Says who? Nobody. It’s just a gut feeling. If you own TSLA, you’re banking that Model III will not falter. It will fly, and re-fly. It won’t blow up. And the machine that makes the machine won’t falter either. You’re betting on a massive achievement in engineering.
So it helps when your subconscious mind whispers in your ear about the massive achievements in engineering across town at SpaceX. Building the Model III at scale seems extremely complex, true? So complex, in fact, that the term “rocket science” might enter the discussion between you and yourself. Once that happens, the SpaceX/Tesla connection becomes a thing of great beauty.
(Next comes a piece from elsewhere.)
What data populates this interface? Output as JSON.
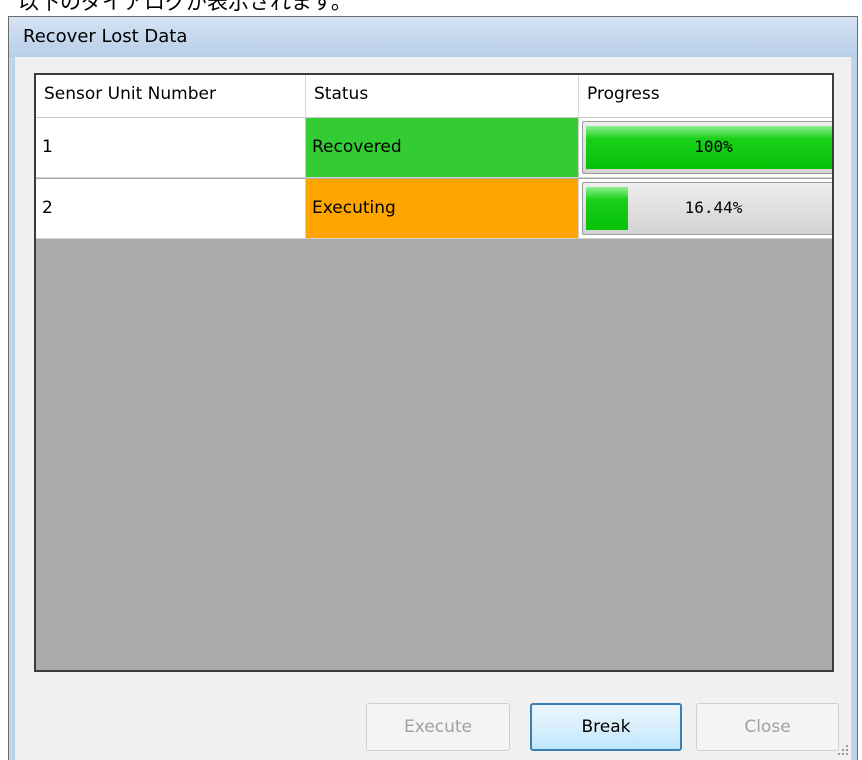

As noted here before, car companies have long sought a connection — any connection — with rocket science. Tesla doesn’t have to try awfully hard. Here’s a re-post from December 22, 2015, about this subject:
SpaceX’s immaculate reception last night gives Tesla Motors (and Tesla Energy) a brand boost that Big Auto would love to have, but never will. They’ve tried for decades to associate their cars with rockets and aircraft, especially during the space-happy 1950s and 60s. Space-age design, space-age materials, jet-inspired fins, turbine taillights, cockpit ergonomics.
Well, now we have a car company that actually does share engineering DNA with flying things, since the CEO is a real-life rocketeer who is taking us where no man has gone before. In this case, into repeat orbital rocketry, the first step to a Mars mission.
Where no man has gone before, eh? Sounds familiar. Along that theme, last night’s landing deserved a tweet from Bill Shatner or Leonard Nimoy. Instead, we heard from a Klingon, Jeff Bezos, whose “welcome to the club” tweet makes him and his phallic rocket resemble a possum’s pecker and a possum’s pecker, respectively. He is now dangling meat for social media piranha in his favorite South American river.
Meanwhile, in a New Jersey garage, FedEx trucks are likely dropping off rocket components addressed to Wile E. Geohot, and contractors are probably installing a power-opening skylight.
Is the human ego the real rocket fuel that will propel mankind to a better place? Seems so. Musk seems to thrive on spats with other alpha engineers, journalists and car company chiefs. If toxic tweets end up improving our cars and getting us to Mars, so be they!
Anyway, back to the car/rocket overlap. Here are some erstwhile space-age cars, not including the Batmobile or Jetsons car. TeslaMondo avoids the obvious.